• _Materials provided_
----------------------------------------

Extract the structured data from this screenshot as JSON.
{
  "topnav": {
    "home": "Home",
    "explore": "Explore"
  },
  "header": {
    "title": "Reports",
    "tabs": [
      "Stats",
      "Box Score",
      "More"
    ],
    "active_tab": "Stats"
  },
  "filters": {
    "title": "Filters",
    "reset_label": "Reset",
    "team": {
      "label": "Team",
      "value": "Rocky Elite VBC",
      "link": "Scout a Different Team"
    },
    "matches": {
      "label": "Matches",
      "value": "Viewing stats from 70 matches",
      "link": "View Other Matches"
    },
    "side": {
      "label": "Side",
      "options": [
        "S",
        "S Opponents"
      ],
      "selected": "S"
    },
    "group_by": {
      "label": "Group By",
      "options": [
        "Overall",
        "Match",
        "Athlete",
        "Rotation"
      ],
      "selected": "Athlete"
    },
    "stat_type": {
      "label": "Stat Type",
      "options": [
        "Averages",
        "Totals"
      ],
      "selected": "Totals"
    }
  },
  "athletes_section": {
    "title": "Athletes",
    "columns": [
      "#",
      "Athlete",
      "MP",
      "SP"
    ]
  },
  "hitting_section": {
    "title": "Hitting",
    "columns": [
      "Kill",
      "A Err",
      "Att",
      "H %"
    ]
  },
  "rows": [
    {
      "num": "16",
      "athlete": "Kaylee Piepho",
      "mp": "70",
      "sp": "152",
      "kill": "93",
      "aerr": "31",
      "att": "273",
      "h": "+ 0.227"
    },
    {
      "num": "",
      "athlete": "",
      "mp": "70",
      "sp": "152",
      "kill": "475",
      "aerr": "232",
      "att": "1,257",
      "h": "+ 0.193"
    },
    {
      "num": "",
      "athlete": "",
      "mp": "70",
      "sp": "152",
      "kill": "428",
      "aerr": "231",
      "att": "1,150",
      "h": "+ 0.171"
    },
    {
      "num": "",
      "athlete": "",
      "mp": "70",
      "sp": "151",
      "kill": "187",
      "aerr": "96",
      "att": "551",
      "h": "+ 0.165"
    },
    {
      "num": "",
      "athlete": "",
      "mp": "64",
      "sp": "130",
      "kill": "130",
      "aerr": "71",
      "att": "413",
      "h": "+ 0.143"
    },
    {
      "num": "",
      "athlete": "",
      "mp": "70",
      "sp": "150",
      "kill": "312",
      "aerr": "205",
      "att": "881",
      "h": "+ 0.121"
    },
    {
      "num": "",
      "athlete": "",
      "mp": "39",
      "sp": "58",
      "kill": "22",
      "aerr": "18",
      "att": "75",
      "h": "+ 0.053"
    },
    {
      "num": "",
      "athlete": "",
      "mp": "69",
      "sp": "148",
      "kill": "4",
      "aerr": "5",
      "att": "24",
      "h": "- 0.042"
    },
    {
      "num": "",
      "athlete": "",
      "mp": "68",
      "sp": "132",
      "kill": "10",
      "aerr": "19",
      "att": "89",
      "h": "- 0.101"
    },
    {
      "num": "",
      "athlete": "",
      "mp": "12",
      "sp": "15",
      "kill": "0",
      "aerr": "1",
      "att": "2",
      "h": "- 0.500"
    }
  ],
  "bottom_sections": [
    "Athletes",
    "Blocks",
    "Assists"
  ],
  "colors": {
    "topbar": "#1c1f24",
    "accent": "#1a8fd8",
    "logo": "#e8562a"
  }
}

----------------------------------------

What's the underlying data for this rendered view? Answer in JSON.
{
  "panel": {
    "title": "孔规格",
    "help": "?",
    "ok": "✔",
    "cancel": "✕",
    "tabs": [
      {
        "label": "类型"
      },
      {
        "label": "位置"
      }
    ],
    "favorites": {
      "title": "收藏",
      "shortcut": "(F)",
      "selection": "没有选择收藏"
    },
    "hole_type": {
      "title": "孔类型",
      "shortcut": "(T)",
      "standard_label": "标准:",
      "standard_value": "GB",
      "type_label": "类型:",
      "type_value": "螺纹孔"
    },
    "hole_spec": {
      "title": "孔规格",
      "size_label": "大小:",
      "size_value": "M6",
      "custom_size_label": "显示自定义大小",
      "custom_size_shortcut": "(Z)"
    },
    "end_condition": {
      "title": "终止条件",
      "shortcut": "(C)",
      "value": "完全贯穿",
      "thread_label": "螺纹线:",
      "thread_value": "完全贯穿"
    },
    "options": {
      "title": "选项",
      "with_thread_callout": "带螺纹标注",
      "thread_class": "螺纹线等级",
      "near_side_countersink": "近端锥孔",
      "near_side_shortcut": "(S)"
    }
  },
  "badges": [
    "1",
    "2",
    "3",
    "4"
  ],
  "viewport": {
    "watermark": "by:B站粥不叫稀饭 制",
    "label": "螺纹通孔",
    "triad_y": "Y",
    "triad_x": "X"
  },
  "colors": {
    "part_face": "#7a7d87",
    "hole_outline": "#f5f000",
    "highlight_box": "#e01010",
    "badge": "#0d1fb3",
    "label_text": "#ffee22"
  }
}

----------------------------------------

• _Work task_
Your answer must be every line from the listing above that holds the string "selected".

• _Answer to the problem_
      "selected": "S"
      "selected": "Athlete"
      "selected": "Totals"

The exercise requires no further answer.